  • Cytological examination: Pustule cytology is essential for a correct diagnosis. In microbial culture, the expected result is Staphylococcus, generally, and other microorganisms may occur concurrently. Pricking a pustule and smearing the contents, or by tape stripping of superficial lesions. Diff-Quik staining will demonstrate degenerate neutrophils and intracytoplasmic and extracellular cocci.

A bacterial and fungal culture, chemical panel, complete blood count, urinalysis, and blood glucose level can rule out infection or conditions such as mite infestation. If your vet suspects an underlying illness, x-rays may be needed for verification!

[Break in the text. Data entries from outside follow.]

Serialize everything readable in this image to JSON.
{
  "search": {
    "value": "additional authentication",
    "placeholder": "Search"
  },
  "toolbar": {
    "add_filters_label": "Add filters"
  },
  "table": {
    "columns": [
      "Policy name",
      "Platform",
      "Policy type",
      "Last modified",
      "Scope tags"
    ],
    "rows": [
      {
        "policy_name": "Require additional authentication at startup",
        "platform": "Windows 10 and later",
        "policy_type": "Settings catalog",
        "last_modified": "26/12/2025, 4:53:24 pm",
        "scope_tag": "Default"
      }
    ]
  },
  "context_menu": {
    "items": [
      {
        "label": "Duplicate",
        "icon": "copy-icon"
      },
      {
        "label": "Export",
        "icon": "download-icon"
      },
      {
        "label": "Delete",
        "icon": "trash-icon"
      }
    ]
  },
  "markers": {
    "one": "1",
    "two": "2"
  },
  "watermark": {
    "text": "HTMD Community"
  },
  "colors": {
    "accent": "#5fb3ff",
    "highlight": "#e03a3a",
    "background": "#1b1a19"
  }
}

Treatment and prognosis

Shampooing with antibacterial shampoos containing Chlorhexidine (with or without miconazole) or Ethyl lactate should be undertaken three times a week.

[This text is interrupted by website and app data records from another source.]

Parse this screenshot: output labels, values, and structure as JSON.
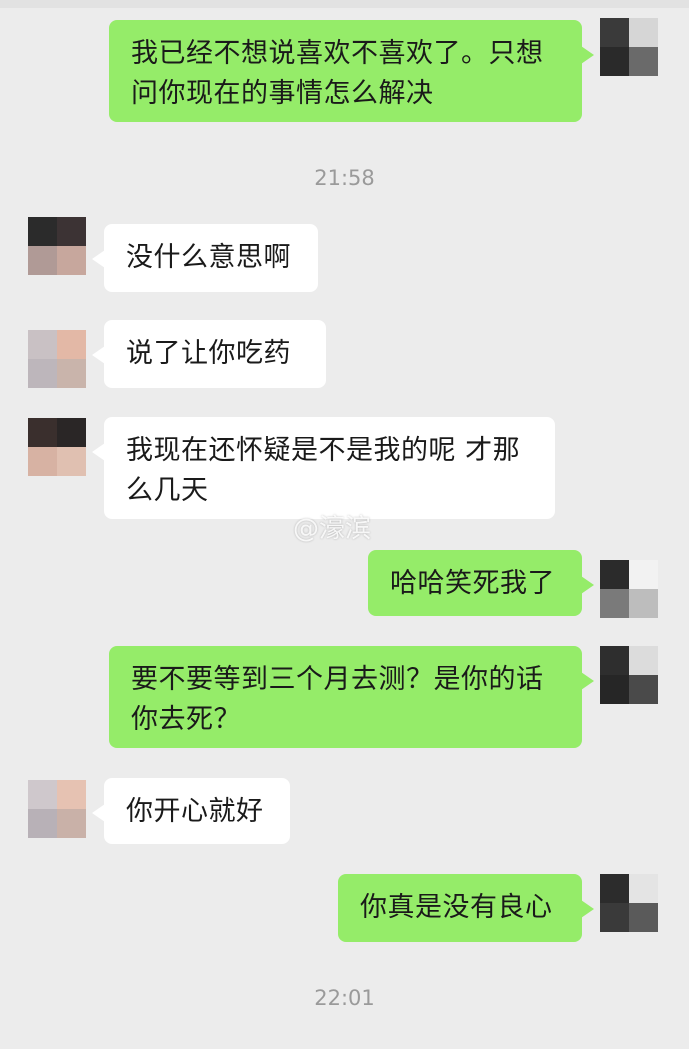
{
  "colors": {
    "background": "#ececec",
    "outgoing_bubble": "#95ec69",
    "incoming_bubble": "#ffffff",
    "timestamp_text": "#9a9a9a"
  },
  "messages": [
    {
      "direction": "out",
      "line1": "我已经不想说喜欢不喜欢了。只想",
      "line2": "问你现在的事情怎么解决"
    },
    {
      "direction": "in",
      "text": "没什么意思啊"
    },
    {
      "direction": "in",
      "text": "说了让你吃药"
    },
    {
      "direction": "in",
      "line1": "我现在还怀疑是不是我的呢 才那",
      "line2": "么几天"
    },
    {
      "direction": "out",
      "text": "哈哈笑死我了"
    },
    {
      "direction": "out",
      "line1": "要不要等到三个月去测？是你的话",
      "line2": "你去死？"
    },
    {
      "direction": "in",
      "text": "你开心就好"
    },
    {
      "direction": "out",
      "text": "你真是没有良心"
    }
  ],
  "timestamps": [
    "21:58",
    "22:01"
  ],
  "watermark": "@濠滨",
  "avatars": {
    "self": "pixelated-avatar",
    "other": "pixelated-avatar"
  }
}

Topical Antibiotic Ointment. Some of the topical creams or ointments that your vet may prescribe are mupirocin, neomycin, and polymyxin.

Antibiotics. Cephalosporins should be the first choice for the management of uncomplicated first-occurrence surface, superficial, and deep staphylococcal pyoderma.

  • Penicillin, Ampicillin, Amoxicillin, and Tetracycline are poor choices.
  • Cephalosporins should be the first choice for the management of uncomplicated first occurrence surface, superficial, and deep staphylococcal pyoderma.
  • Safe effective, low levels or resistance, easy-to-administer options via multiple routes.
  • Duration of therapy: Superficial Pyoderma 21-30 days, Deep Pyoderma 6-8 weeks.
  • For Staph. pyoderma, variable resistance is reported to clindamycin, lincomycin, erythromycin, doxycycline, and potentiated sulfa drugs.
  • These antibiotics should not be utilized as first choice options.
  • Reserve these antimicrobials with specific culture and susceptibility profiles.
  • Amoxicillin-clavulanate – broad spectrum, in vivo effect may not be as good for pyodermas as predicted by culture, excellent choice for bacterial pododermatitis, enterococcus and E. coli infections.
  • Floroquinolones should be reserved for gram-negative pathogens, occasional cases of canine MRS pyoderma, excellent for refractory/ recurrent deep pyoderma, excellent tissue penetration.
  • Rifampin is effective for Canine MRS pyoderma; should always be used in conjunction with a second antibiotic as resistance develops to Rifampicin very quickly; monitor hepatic enzimes.
  • Chloramphenicol is very effective for canine MRS pyoderma; owners must wear gloves – aplastic anemia; most common side effects are loss of appetite, weakness in the rear end.
  • Amikacin is also very effective for canine MRS pyoderma, side effects include renal toxicity and ototoxicity.

Fusidic acid (Fucidin) – effective against Staph., Strept., Corynebacterium, and MRSA.

Immunomodulatory therapy for chronic recurrent pyoderma

Immunomodulation should always be utilized as an adjunct to systemic antibacterial and topical therapys. Goal is to reduce the frequency and severity of recurrent infections.

Immunomodulatory therapeutic options:

  • Immunoregulin (Propionibacterium acnes) – administered IV every 3-4 days until resolution, maintenance therapy at once monthly.
  • Cimetidine (H2-receptor antagonist) therapy (6-10mg/kg PO every 8 hours) may reduce immunosuppression by downregulating supressor T lymphocytes (via inhibition of histamine-influenced immunosuppresion), thus modifying cytokine production.

Source: https://www.slideshare.net/upstatevet/diagnosis-and-treatment-of-canine-pyoderma